Such was the current moment: the shark and the dummy. Decker saw him as a six, a dirty number in his mind. She was a four, innocuous and uninteresting.
They touched hands and then lips. They shared drinks—he a whiskey sour, she a pink martini.
Decker nursed his beer and bided his time. He looked at them without seeming to. In addition to the number tag, to him she was outlined in orange, the guy in purple, the same color he associated with zero, an unwelcome digit. So the guy really represented two numbers to him—six and zero. It seemed complicated, he knew, but he had no difficulty keeping it straight because it was just there in his head as clear as an image in a mirror.
And it wasn’t that he saw them exactly in those colors. It was the perception of those colors. That was the best and only way he could explain the sensation. It wasn’t like they taught a class on this. And he had come to it relatively late in the game. He was just doing the best he could. After all, he thought he’d left the world of Crayola back in kindergarten.
They continued with their lovey-dovey, hand-holding, foot-rubbing, heavy-petting afternoon fun and games. She obviously wanted more. He was unwilling to give it, because you teased a mark. Rushing could only mean bad things. And this guy was good. Not the best Decker had seen, but serviceable. He probably made a decent living.
For a purple zero.
Decker knew the guy was waiting to make an ask. A loan for a business prospect that couldn’t miss. Some tragedy in his extended family that needed financial remedy. He wouldn’t want to do it. Hated himself for it. But this was his last resort. She was his last chance. And he didn’t expect her to understand. Or say yes. The debate framed that way, what other answer could she give? Except, “Yes, my darling. Take double. Triple even. Daddy will never miss it. It’s only money, after all. His money.”
An hour and two more pink martinis later, she left him there. Her parting kiss was tender and moving, and he reacted in just the right way, until she turned away and his expression changed. From one of reciprocal tenderness and love to one of triumph and some might even say cruelty. At least that’s what Decker would say.
Decker did not like interacting with people. He preferred his own company. He hated idle conversation because he no longer understood its point. But this was part of what he did. This was how he paid the bills. So he told himself to get over it. At least for now.
Because it was time to punch the clock.
He carried his beer over to the table in time to put a massive hand on the man’s shoulder and push him back into the seat he was just about to vacate.
Decker sat across from him, eyed the man’s untouched whiskey sour—predators didn’t drink on the job—and then raised his own beer in praise.
“Nice work. I like to see a real pro on the job.”
The man said nothing at first. He eyed Decker, sizing up his unkempt appearance and looking unfavorably impressed.
“Do I know you?” he said at last, his tone snarky. “Because I don’t see how that’s possible.”
Decker sighed. He had expected something a bit original. It was apparently not to be. “No, and you don’t have to know me. All you have to do is look at these.”
He pulled the manila envelope from his coat pocket and passed it across.
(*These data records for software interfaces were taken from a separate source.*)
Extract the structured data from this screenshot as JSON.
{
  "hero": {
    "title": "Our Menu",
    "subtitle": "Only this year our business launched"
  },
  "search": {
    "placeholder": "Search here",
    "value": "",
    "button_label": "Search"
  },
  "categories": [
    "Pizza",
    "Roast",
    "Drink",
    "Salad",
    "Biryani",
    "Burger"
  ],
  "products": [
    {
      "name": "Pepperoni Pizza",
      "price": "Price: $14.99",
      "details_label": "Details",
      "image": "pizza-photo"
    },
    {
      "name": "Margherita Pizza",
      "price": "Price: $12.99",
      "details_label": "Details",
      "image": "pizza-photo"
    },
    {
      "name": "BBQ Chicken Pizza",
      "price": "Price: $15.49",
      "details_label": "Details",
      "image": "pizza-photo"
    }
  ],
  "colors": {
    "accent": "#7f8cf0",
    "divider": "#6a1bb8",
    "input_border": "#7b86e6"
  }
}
The man hesitated but then picked it up.
Decker took a drink of his beer and said, “Open it.”
“Why should I?”
“Fine, then don’t open it. No sweat off here.”
He went to take the envelope, but the man jerked it out of reach. He undid the binding and slid out the half dozen photos.
“First rule of a con, Slick,” said Deck
We hope you are enjoying the book so far. To continue reading...